◆ WORK TASK: Search the records for the string "total", and show each line where it appears.
(DATA EXTRACTS)
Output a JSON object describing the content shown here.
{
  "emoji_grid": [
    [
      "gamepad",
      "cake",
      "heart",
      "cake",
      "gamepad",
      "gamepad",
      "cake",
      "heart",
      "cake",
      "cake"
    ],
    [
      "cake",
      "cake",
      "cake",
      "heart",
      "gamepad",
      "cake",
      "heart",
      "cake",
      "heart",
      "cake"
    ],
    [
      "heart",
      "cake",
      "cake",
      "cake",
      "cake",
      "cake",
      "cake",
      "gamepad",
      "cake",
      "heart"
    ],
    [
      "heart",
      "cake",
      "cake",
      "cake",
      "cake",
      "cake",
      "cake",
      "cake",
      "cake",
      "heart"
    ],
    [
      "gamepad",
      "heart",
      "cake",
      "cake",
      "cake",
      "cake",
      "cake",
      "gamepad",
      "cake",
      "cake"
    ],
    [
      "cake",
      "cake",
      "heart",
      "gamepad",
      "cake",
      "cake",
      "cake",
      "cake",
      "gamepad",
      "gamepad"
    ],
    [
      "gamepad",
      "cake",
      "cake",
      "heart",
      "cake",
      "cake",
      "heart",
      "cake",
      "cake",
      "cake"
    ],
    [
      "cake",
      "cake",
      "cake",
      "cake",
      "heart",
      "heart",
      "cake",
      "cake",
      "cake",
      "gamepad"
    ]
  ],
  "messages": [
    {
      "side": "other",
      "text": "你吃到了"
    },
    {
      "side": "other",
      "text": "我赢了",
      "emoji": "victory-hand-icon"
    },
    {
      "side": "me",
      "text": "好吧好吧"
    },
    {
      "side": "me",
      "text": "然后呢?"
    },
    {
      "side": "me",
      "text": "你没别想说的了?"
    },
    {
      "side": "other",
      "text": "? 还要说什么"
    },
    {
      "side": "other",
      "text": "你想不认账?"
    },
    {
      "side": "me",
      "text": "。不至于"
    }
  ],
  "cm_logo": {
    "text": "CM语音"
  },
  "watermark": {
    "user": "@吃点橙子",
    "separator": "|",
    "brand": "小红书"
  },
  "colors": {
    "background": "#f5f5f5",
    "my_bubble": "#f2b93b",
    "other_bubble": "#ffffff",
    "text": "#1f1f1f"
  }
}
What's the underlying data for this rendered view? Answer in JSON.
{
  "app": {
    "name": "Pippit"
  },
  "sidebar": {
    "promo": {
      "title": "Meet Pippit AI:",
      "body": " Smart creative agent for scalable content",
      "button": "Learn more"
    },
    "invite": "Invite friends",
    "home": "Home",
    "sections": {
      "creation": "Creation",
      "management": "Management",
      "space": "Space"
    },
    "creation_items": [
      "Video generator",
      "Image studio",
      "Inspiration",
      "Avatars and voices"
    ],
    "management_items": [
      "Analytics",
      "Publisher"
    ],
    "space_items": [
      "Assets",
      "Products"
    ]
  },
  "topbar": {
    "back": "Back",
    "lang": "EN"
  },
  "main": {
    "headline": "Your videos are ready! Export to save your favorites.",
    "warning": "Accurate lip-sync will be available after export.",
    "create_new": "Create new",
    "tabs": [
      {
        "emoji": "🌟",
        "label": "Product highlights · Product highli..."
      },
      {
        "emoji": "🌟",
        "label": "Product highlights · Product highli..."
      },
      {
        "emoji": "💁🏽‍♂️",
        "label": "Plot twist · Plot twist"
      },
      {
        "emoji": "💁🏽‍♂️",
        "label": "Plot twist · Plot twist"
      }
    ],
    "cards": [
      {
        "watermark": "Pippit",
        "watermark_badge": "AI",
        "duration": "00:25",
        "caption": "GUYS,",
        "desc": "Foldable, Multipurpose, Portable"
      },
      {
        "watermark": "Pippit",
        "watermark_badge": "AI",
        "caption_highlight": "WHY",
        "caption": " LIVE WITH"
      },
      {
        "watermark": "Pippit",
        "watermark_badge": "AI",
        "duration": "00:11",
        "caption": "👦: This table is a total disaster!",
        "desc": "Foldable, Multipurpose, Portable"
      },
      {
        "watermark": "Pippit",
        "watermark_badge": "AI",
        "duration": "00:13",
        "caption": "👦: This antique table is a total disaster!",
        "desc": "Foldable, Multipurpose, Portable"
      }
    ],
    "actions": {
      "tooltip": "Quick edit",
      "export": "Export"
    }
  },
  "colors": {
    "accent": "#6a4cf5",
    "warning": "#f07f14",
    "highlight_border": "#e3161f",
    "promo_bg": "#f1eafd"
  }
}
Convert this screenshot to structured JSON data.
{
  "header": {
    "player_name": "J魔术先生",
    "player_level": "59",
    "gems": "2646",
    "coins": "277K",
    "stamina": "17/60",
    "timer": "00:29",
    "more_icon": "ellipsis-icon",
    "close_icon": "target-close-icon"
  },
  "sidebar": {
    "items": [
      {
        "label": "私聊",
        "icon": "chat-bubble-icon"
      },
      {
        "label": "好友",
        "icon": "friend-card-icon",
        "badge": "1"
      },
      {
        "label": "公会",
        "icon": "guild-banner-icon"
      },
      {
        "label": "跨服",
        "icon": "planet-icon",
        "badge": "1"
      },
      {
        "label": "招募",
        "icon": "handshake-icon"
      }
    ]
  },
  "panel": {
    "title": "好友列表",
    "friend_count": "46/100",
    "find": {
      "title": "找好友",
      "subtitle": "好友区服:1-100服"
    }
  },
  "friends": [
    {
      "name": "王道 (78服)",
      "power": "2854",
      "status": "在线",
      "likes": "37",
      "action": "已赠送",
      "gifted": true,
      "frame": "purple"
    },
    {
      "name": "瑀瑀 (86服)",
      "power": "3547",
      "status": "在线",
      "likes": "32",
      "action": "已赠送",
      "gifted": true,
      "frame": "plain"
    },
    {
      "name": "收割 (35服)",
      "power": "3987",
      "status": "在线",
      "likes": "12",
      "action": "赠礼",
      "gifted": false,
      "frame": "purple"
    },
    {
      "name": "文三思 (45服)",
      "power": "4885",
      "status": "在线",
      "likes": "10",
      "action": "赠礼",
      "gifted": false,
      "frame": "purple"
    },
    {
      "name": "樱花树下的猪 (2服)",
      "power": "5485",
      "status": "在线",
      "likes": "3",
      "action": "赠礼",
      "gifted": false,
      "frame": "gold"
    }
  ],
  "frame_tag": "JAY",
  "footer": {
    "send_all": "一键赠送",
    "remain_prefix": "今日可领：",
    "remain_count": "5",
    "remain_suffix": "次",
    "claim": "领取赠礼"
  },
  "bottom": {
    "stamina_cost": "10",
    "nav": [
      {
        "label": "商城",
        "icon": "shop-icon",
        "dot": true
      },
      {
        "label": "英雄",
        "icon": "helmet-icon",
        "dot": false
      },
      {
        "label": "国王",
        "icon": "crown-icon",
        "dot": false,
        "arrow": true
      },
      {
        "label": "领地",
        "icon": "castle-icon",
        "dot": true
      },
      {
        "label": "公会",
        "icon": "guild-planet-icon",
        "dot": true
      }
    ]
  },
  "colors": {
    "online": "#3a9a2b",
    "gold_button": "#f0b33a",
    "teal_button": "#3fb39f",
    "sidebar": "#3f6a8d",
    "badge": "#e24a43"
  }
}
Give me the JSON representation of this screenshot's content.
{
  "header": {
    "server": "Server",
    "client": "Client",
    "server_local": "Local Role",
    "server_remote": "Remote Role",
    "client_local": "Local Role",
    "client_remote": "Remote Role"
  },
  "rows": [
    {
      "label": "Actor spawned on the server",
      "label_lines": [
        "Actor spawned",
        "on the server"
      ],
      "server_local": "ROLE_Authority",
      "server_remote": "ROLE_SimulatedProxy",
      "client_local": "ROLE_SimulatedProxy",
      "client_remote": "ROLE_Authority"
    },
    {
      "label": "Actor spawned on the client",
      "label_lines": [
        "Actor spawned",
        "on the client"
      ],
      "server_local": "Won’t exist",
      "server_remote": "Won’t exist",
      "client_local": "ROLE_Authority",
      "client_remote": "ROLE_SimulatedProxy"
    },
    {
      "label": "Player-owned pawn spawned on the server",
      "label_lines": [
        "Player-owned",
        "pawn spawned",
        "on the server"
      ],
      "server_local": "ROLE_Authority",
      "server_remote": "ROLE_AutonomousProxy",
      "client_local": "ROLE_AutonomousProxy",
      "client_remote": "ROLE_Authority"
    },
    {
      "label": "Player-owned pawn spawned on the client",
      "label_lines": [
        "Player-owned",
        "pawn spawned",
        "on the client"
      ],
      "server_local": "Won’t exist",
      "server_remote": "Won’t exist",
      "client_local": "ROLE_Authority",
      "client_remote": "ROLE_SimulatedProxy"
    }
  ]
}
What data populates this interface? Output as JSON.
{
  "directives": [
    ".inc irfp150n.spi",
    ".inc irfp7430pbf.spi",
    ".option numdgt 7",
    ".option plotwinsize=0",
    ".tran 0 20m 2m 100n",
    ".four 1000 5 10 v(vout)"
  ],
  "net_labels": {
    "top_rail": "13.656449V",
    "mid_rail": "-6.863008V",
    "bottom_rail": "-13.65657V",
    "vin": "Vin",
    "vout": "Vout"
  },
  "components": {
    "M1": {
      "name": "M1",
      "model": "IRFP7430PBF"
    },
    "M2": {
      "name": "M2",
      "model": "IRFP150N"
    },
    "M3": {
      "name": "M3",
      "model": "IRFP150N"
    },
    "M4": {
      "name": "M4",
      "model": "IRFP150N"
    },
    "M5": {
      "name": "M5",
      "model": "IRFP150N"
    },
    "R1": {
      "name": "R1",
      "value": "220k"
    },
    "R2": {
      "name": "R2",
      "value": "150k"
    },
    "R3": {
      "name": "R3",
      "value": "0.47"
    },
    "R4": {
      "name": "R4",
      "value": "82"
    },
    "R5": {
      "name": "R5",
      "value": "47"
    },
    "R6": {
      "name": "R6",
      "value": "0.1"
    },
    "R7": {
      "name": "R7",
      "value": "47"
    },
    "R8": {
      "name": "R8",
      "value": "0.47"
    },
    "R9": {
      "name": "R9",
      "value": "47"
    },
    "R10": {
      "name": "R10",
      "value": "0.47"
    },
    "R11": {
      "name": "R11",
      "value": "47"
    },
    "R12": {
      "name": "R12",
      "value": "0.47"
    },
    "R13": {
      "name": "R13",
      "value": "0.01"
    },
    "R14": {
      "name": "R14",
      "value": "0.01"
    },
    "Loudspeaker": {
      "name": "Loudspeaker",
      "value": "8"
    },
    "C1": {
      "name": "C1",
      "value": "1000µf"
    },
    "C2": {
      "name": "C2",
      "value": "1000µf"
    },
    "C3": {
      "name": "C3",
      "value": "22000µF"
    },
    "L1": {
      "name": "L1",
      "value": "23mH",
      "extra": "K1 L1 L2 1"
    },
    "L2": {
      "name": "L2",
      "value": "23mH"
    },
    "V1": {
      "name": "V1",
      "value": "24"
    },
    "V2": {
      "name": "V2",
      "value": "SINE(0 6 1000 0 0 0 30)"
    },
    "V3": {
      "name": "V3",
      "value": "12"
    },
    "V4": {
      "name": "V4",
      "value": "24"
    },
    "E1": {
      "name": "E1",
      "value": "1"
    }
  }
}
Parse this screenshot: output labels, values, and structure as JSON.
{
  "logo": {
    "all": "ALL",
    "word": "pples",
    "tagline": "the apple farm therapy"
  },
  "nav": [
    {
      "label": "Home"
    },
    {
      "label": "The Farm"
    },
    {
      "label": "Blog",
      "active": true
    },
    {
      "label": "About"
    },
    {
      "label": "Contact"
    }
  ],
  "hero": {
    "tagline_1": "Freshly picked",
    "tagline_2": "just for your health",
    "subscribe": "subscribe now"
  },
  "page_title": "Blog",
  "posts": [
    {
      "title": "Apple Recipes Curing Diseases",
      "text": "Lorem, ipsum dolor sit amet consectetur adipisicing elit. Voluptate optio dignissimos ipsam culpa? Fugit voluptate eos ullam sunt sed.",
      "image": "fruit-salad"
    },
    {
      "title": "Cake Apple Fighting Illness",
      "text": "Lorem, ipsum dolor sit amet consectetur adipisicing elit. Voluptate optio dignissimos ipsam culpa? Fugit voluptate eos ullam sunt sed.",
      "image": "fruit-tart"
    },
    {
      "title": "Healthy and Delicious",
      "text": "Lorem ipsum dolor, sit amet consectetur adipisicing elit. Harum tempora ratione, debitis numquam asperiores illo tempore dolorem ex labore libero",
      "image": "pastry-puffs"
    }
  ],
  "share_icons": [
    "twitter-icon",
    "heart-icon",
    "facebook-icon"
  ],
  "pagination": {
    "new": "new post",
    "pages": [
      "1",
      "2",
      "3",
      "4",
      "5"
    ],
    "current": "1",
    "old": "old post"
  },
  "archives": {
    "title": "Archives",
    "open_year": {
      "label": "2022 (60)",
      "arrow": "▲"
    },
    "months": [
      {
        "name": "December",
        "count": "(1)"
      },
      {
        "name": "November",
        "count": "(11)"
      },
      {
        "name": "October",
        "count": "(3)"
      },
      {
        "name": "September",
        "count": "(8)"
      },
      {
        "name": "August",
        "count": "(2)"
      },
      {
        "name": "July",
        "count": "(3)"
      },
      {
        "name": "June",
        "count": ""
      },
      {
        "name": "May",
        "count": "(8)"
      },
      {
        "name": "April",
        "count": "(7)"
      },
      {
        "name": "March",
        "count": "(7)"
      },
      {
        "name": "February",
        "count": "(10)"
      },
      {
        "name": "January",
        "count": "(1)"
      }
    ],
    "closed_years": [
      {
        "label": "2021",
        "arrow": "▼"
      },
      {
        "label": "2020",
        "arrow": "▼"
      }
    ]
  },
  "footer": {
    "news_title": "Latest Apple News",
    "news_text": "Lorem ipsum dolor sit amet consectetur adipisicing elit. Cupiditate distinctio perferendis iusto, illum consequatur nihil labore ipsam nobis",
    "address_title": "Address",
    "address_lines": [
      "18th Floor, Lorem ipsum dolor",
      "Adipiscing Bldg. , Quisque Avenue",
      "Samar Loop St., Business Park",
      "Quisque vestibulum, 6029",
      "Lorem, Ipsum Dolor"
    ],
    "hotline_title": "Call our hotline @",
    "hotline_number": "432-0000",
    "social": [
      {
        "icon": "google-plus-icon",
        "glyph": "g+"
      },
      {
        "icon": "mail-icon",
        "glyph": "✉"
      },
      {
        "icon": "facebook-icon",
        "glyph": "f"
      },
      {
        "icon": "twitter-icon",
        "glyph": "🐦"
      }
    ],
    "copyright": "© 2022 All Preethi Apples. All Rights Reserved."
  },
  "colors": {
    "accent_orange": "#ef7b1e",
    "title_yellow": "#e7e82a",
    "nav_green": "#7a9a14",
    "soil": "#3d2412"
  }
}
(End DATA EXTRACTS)
◆ EXERCISE ANSWER:
        "caption": "👦: This table is a total disaster!",
        "caption": "👦: This antique table is a total disaster!",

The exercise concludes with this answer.